Public Safety minister Vic Toews smiles on Parliament Hill in Ottawa March 27, 2012.
Credits: Chris Roussakis/QMI Agency
OTTAWA -- Public Safety Minister Vic Toews says he isn't convinced the hacker group Anonymous is behind threatening YouTube videos against him.
"These are individuals, as far as I understand it, who can choose to belong to Anonymous whether other members of Anonymous want them to be there or not," Toews told the Commons procedural affairs committee on Tuesday.
"So in many respects, these are individuals acting on
Toews faced online physical threats after he introduced Bill C-30, an electronic-surveillance bill many have complained is too intrusive.
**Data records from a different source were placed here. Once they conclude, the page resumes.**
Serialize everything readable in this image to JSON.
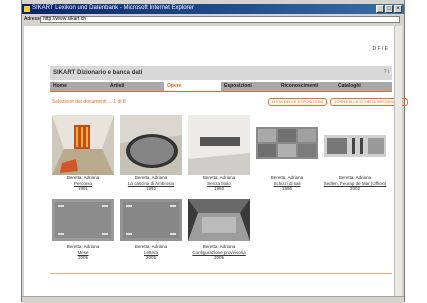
{
  "window": {
    "title": "SIKART Lexikon und Datenbank - Microsoft Internet Explorer",
    "address_label": "Adresse",
    "url": "http://www.sikart.ch"
  },
  "site": {
    "toplinks": "D  F  I  E",
    "brand": "SIKART Dizionario e banca dati",
    "header_icons": "? i",
    "tabs": [
      "Home",
      "Artisti",
      "Opere",
      "Esposizioni",
      "Riconoscimenti",
      "Cataloghi"
    ],
    "active_tab": "Opere",
    "results_text": "Selezione dei documenti ... 1 di 8",
    "buttons": [
      "LISTA DELLE ESPOSIZIONI",
      "TORNA ALLA SCHEDA INFORMATIVA"
    ]
  },
  "works": [
    {
      "artist": "Beretta, Adriana",
      "title": "Percorso",
      "year": "1991"
    },
    {
      "artist": "Beretta, Adriana",
      "title": "La cascina di Ambrosio",
      "year": "1992"
    },
    {
      "artist": "Beretta, Adriana",
      "title": "Senza titolo",
      "year": "1993"
    },
    {
      "artist": "Beretta, Adriana",
      "title": "Schizzi di sali",
      "year": "1996"
    },
    {
      "artist": "Beretta, Adriana",
      "title": "Sedlen, Feurap de Mar (Ufficio)",
      "year": "2002"
    },
    {
      "artist": "Beretta, Adriana",
      "title": "Mese",
      "year": "2005"
    },
    {
      "artist": "Beretta, Adriana",
      "title": "Lettera",
      "year": "2005"
    },
    {
      "artist": "Beretta, Adriana",
      "title": "Configurazione provvisoria",
      "year": "2005"
    }
  ],
  "colors": {
    "accent": "#f26a21",
    "titlebar": "#0a246a"
  }
}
The minister refused to reveal details of the threats to committee, referring those questions to the RCMP, which is conducting a criminal investigation.
"I don't want to talk about any threats that have been made," he said. "I can indicate that they are broader than the issue of the threats on YouTube."
He noted that, though the Mounties report to him, he does involve himself with their investigations.
Meantime, Toews is calling on the House of Commons to better protect MPs from online intimidation tactics.
The NDP's Chris Charlton isn't sure there is much the House can do.
"From my perspective, this wasn't a hacking job," said Charlton. "There was no breach of computer security here on the Hill."
Toews countered that expert testimony the committee would hear in the future could come up with options Charlton hadn't thought of.
The online threats came on the heels of a Twitter campaign by Liberal staffer Adam Carroll to expose details of Toews's messy divorce and other personal matters. Carroll resigned his position after he was identified as the holder of the account; he is expected to testify before the committee at a later date.
The Conservatives have not alleged that the online threats and the Twitter campaign are linked.